Additionally, the “A” (Excellent) financial strength rating of Caliber One Indemnity Company has been changed to “NR-3″ and the Under Review Negative status has been removed.
The actions follow PMA Capital Corporation’s (PMA Capital) first quarter announcement of their intention to exit the excess and surplus (E&S) lines business served by Caliber One, as well as A.M. Best’s follow up analysis of the implications of this strategic decision and a further review of the company’s overall capitalization. PMA Capital’s earnings and surplus levels have been severely impacted by Caliber One’s losses since 1998, prompting the decision to remove the uncertainty of this business segment by exiting the E&S market altogether. Additionally, significant reserve actions in its operating units over the past six years have weakened PMA Capital’s long-term capital generation and current financial flexibility.
PMA Capital’s first quarter results included a $28 million loss reserve charge related to Caliber One and the company has announced an additional $25-$30 million of exit charges to be taken in second quarter. These charges will almost certainly result in negative full-year earnings as well as a reduction in statutory surplus in a year when the company looks to benefit from a much improved pricing environment in both its remaining core business segments—workers’ compensation and reinsurance.
In 2000 management restructured PMA Capital’s subsidiaries so that PMA Capital Insurance Company owns all of the insurance entities. Due to this stacked structure, Caliber One’s underwriting losses have negatively affected the financial strength of PMA Capital Insurance Company.
Due to the charges and the impact of growth in the first half of 2002, PMA Capital Insurance Company’s capitalization has become marginal for its current rating.
In addition, given the negative earnings expected for this year coupled with a pressing need to upstream dividends to PMA Capital, the insurance subsidiaries will be challenged to accumulate sufficient surplus to support double-digit growth expectations. Assuming no curtailment of premium growth, PMA Capital Insurance Company will need a significant surplus infusion to support the current rating.
While PMA Capital’s financial leverage is low at 10 percent, the issue of liquidity is a key concern. Throughout 2001, cash needs caused management to upstream $28 million of dividends and, in addition, borrow $37 million from the subsidiaries, thereby depleting surplus. In December 2001, the company successfully issued $158 million of equity and, as a result of this transaction, increased surplus by $100 million at year-end. Similar to conditions in mid-year 2001, $62.5 million of bank debt matures in December 31, 2002 and the repayment is dependent upon successful capital raising activities of PMA Capital. As PMA Capital maintains minimal liquid assets, there has been and will continue to be a conflict between surplus levels of the subsidiaries and holding company cash needs.

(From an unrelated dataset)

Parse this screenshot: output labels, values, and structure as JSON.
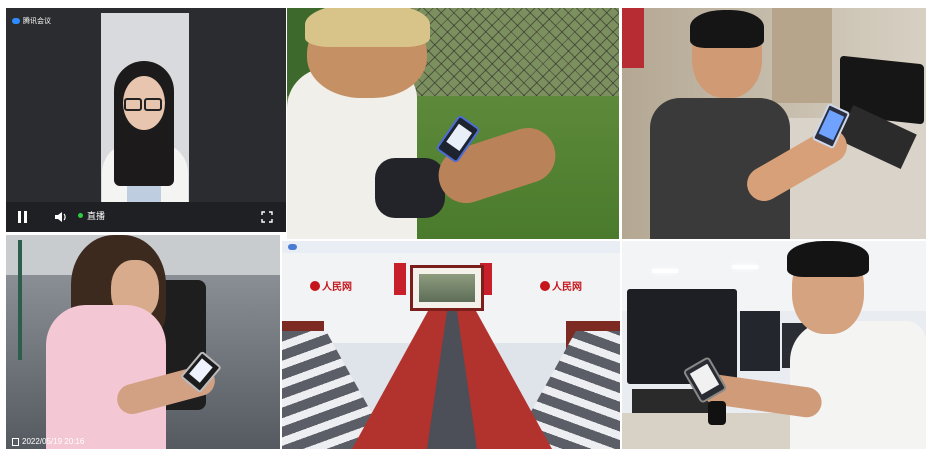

PMA Capital is currently implementing its capital-raising plan to provide the financial flexibility to pay down its bank debt as well as improve the capitalization of the insurance operations. SEC approval of a universal shelf for $250 million, filed in May 2002, is expected shortly. The capital-raising efforts are expected to conclude by the end of third quarter 2002 at which time A.M. Best will re-evaluate the financial strength ratings.